Yes, SRI is definitely more women friendly. Because it uses 90% less seedlings with single seedlings planted wider apart, women can save time when planting. The time saved is used to gather food for their animals like cows and sheep which are valuable sources for compost and extra income. Now they can expand their livestock numbers. Also, the women have less skin disease because they are not working in flooded fields and have fewer cases of malaria. Malaria affects their children as well, who love playing in the fields.
Research indicates that, if scaled, SRI practices could significantly increase rice supplies, while using less water and agrochemicals and reducing greenhouse gas emissions. What do you see as the obstacles to greater adoption of SRI in Asia?
There are a few obstacles that I see.
First is that even though SRI is more productive while being environmentally friendly, to be fully organic it requires more labor. SRI recommends that farmers make their own fertilizer, compost, and natural pesticides. Farmers are very used to buying chemical fertilizers and pesticides, which is more “instant” than making it themselves. It’s similar to fast food vs slow food. Also, a main reason why rice fields are flooded is because the ancestors did not want to deal with weeding. Flooding helps suppress weeds. With SRI, farmers are encouraged to weed 2-3 times per planting season, and it seems like a lot of work. However, weeding is valuable because it aerates the soil, which makes the productivity even higher. We noticed that with each weeding productivity can increase by 1 ton/hectare.
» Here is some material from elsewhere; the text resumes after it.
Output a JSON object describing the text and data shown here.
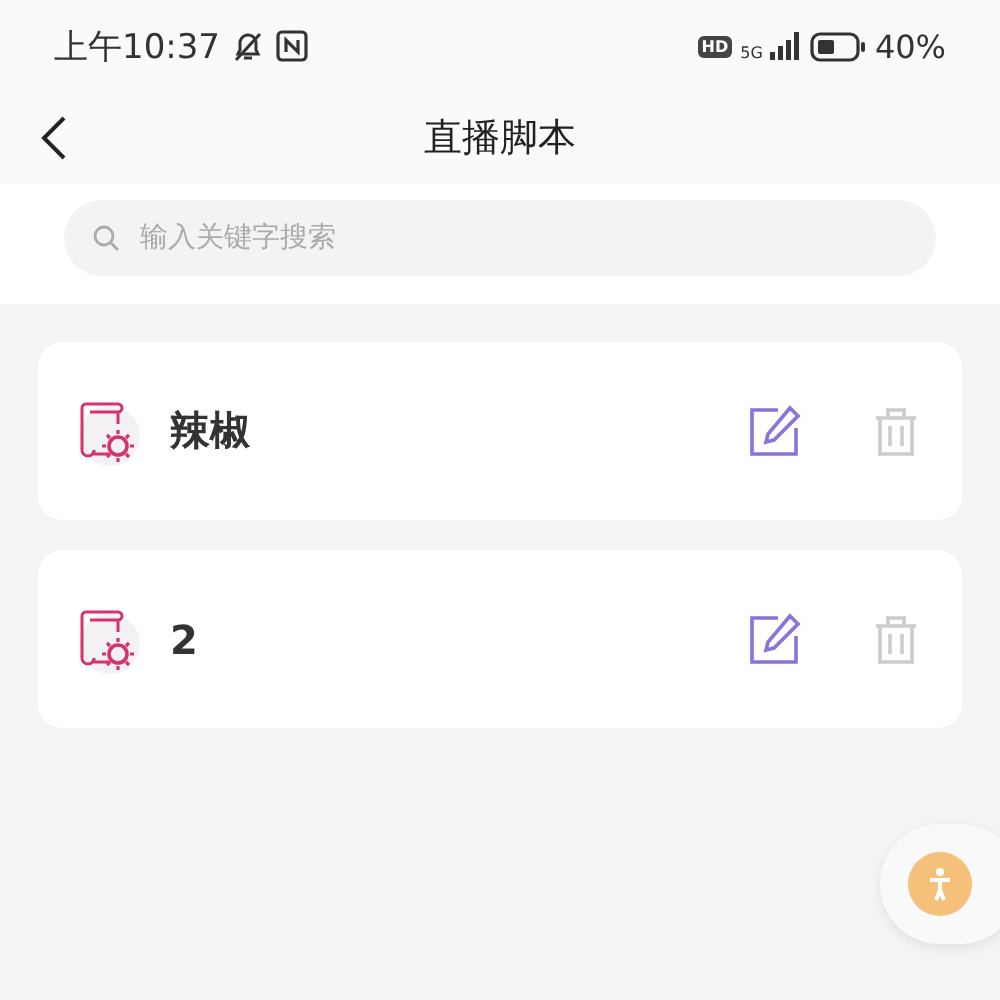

Second is that Indonesians value tradition and it’s very hard for them to let go of what their fathers were doing. Sometimes, they would rather be in a comfort zone and stick to what was done before, than to try something revolutionary that is more productive. We need both role models of farmers who have succeeded with SRI who can patiently guide them and also consistent government involvement. So far what we have witnessed is that with people in government offices changing all the time, a decision only sticks temporarily, and there is no strong and constant support for SRI.
We want to thank Emily for all her efforts to support the farmers and regenerative agricultural practices!